  • The E-Reader Project with Discipleship Ministries. “This project is gaining momentum. E-reader training has been held in the Democratic Republic of Congo for Kamina and Kabongo seminaries. Students from Kabongo walked two days to get their Kindles,” she said.

A full version of Cape’s State of the Board Address is available here in PDF and here in video. 

The board also honored Stan Horwood of Sterling City, Tex., for his $1 million gift to theological education. The gift, in memory of his wife Elizabeth, will endow a scholarship fund for seminary students from the Rio Texas Annual Conference. “Generosity is a spiritual gift that should be nurtured like any other gift. We are very grateful for Mr. Horwood’s generosity,” Cape said.

Dr. Russell E. Richey, gave the 2015 Willson Lecture based on his recent book, Formation for Ministry in American Methodism, on Thursday morning. This lecture series is provided by an endowment from James M. and Mavis Willson of Floydada, Tex. The Willson Lectures are designed to contribute to the spiritual and intellectual enrichment of people from the boards and agencies of The United Methodist Church. The lectures also present the scholarly contributions of leaders in higher education and educational philanthropy to the Nashville community.

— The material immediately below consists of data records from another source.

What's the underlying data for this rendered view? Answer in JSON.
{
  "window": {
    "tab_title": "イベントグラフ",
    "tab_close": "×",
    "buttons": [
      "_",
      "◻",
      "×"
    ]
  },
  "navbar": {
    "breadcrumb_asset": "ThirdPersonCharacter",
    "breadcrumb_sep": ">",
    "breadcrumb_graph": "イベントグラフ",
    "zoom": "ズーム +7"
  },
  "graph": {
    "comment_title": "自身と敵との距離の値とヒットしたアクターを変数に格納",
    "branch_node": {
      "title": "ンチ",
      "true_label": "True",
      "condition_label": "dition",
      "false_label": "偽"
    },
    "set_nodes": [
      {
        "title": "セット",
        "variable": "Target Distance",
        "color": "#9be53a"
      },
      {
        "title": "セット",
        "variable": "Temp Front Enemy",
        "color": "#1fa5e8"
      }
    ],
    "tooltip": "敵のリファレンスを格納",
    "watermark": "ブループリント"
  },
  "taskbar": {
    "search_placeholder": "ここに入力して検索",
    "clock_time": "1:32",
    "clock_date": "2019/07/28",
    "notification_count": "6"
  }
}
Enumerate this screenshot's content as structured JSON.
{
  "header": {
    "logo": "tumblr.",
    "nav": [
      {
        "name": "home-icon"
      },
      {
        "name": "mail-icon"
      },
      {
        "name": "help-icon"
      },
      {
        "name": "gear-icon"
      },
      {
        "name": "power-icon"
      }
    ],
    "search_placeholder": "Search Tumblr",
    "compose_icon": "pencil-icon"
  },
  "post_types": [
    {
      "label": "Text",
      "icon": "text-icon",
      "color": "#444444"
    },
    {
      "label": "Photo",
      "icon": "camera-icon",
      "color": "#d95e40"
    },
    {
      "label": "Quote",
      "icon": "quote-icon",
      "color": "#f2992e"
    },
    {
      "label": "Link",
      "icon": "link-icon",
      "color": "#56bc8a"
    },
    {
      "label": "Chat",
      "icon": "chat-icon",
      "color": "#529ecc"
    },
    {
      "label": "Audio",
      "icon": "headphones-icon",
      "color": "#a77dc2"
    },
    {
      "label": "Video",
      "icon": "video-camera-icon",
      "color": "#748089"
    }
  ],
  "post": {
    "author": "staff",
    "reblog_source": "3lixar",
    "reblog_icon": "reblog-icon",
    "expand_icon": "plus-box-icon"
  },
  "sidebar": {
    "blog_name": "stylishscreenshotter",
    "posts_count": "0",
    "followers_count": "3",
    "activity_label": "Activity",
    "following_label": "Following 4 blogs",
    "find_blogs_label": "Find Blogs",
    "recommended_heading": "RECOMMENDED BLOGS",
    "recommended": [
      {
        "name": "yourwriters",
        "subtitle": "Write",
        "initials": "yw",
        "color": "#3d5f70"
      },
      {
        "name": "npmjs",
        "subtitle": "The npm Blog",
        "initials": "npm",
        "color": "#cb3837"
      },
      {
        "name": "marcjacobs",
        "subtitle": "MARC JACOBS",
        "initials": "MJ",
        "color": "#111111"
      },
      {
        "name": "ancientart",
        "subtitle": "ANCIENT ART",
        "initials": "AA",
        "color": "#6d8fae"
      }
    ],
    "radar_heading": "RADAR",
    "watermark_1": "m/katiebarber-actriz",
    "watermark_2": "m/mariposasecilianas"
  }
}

Approval of the GBHEM Quadrennial Budget Proposal, daily worship and a general conference orientation were also a part of the three day meeting. The board received preliminary reports by Amy Gearhart, Kim Ingram and Meg Lassiat from the Ministry Study Committee, as well as the Young Clergy Initiative report by Ianther Mills and Trip Lowery. The Young Clergy Initiative has begun to receive evaluation reports from the 75 grant funded projects. All evaluation reports are expected by summer 2015.

The Rev. Forbes Matonga, pastor-in-charge at Nyadire Mission Centre in Zimbabwe, preached at the closing worship service of Word and Table, and Bishop David Kekumba Yemba, resident bishop of the Central Congo Episcopal Area, was the celebrant. A recording of Matonga's full sermon is available here.

Gillem is a writer and photographer in Brentwood, Tenn.